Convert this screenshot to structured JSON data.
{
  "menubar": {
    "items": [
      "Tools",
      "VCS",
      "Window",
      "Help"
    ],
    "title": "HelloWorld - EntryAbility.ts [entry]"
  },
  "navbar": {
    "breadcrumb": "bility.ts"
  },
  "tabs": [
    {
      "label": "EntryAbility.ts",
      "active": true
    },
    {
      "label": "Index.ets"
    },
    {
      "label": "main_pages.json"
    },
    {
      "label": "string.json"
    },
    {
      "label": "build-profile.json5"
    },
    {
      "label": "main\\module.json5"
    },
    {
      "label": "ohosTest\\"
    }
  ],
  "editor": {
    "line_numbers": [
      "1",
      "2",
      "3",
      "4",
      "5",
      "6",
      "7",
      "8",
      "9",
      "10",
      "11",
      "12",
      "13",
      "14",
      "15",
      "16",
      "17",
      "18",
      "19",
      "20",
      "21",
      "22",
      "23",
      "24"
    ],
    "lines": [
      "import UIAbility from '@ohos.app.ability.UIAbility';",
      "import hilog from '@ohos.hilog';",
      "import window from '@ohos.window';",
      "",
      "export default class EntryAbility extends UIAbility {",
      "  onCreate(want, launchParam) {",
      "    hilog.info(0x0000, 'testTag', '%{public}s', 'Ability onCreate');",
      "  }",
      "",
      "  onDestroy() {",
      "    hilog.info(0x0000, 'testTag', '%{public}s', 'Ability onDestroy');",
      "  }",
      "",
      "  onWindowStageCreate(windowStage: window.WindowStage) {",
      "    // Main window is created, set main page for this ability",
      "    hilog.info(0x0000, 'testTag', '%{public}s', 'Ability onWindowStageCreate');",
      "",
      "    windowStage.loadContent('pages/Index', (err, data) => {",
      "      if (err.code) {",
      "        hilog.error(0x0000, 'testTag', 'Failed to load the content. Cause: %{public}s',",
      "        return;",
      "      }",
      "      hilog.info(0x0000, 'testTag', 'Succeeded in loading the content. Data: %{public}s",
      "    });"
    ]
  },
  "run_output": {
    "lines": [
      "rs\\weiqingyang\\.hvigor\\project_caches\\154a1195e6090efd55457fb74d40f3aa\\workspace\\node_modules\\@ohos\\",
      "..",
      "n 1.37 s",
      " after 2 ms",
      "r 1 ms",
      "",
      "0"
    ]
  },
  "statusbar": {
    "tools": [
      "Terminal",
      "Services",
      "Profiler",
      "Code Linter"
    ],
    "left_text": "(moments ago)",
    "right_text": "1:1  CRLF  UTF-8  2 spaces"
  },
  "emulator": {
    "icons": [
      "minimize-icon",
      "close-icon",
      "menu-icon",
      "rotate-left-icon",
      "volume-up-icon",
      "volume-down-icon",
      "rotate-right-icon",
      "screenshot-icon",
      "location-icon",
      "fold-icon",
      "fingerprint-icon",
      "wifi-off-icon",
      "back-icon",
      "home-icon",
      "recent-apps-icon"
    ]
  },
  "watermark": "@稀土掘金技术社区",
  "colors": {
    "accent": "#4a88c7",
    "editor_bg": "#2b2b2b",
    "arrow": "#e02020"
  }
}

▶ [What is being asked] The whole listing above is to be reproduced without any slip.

▶ [Response]
Convert this screenshot to structured JSON data.
{
  "menubar": {
    "items": [
      "Tools",
      "VCS",
      "Window",
      "Help"
    ],
    "title": "HelloWorld - EntryAbility.ts [entry]"
  },
  "navbar": {
    "breadcrumb": "bility.ts"
  },
  "tabs": [
    {
      "label": "EntryAbility.ts",
      "active": true
    },
    {
      "label": "Index.ets"
    },
    {
      "label": "main_pages.json"
    },
    {
      "label": "string.json"
    },
    {
      "label": "build-profile.json5"
    },
    {
      "label": "main\\module.json5"
    },
    {
      "label": "ohosTest\\"
    }
  ],
  "editor": {
    "line_numbers": [
      "1",
      "2",
      "3",
      "4",
      "5",
      "6",
      "7",
      "8",
      "9",
      "10",
      "11",
      "12",
      "13",
      "14",
      "15",
      "16",
      "17",
      "18",
      "19",
      "20",
      "21",
      "22",
      "23",
      "24"
    ],
    "lines": [
      "import UIAbility from '@ohos.app.ability.UIAbility';",
      "import hilog from '@ohos.hilog';",
      "import window from '@ohos.window';",
      "",
      "export default class EntryAbility extends UIAbility {",
      "  onCreate(want, launchParam) {",
      "    hilog.info(0x0000, 'testTag', '%{public}s', 'Ability onCreate');",
      "  }",
      "",
      "  onDestroy() {",
      "    hilog.info(0x0000, 'testTag', '%{public}s', 'Ability onDestroy');",
      "  }",
      "",
      "  onWindowStageCreate(windowStage: window.WindowStage) {",
      "    // Main window is created, set main page for this ability",
      "    hilog.info(0x0000, 'testTag', '%{public}s', 'Ability onWindowStageCreate');",
      "",
      "    windowStage.loadContent('pages/Index', (err, data) => {",
      "      if (err.code) {",
      "        hilog.error(0x0000, 'testTag', 'Failed to load the content. Cause: %{public}s',",
      "        return;",
      "      }",
      "      hilog.info(0x0000, 'testTag', 'Succeeded in loading the content. Data: %{public}s",
      "    });"
    ]
  },
  "run_output": {
    "lines": [
      "rs\\weiqingyang\\.hvigor\\project_caches\\154a1195e6090efd55457fb74d40f3aa\\workspace\\node_modules\\@ohos\\",
      "..",
      "n 1.37 s",
      " after 2 ms",
      "r 1 ms",
      "",
      "0"
    ]
  },
  "statusbar": {
    "tools": [
      "Terminal",
      "Services",
      "Profiler",
      "Code Linter"
    ],
    "left_text": "(moments ago)",
    "right_text": "1:1  CRLF  UTF-8  2 spaces"
  },
  "emulator": {
    "icons": [
      "minimize-icon",
      "close-icon",
      "menu-icon",
      "rotate-left-icon",
      "volume-up-icon",
      "volume-down-icon",
      "rotate-right-icon",
      "screenshot-icon",
      "location-icon",
      "fold-icon",
      "fingerprint-icon",
      "wifi-off-icon",
      "back-icon",
      "home-icon",
      "recent-apps-icon"
    ]
  },
  "watermark": "@稀土掘金技术社区",
  "colors": {
    "accent": "#4a88c7",
    "editor_bg": "#2b2b2b",
    "arrow": "#e02020"
  }
}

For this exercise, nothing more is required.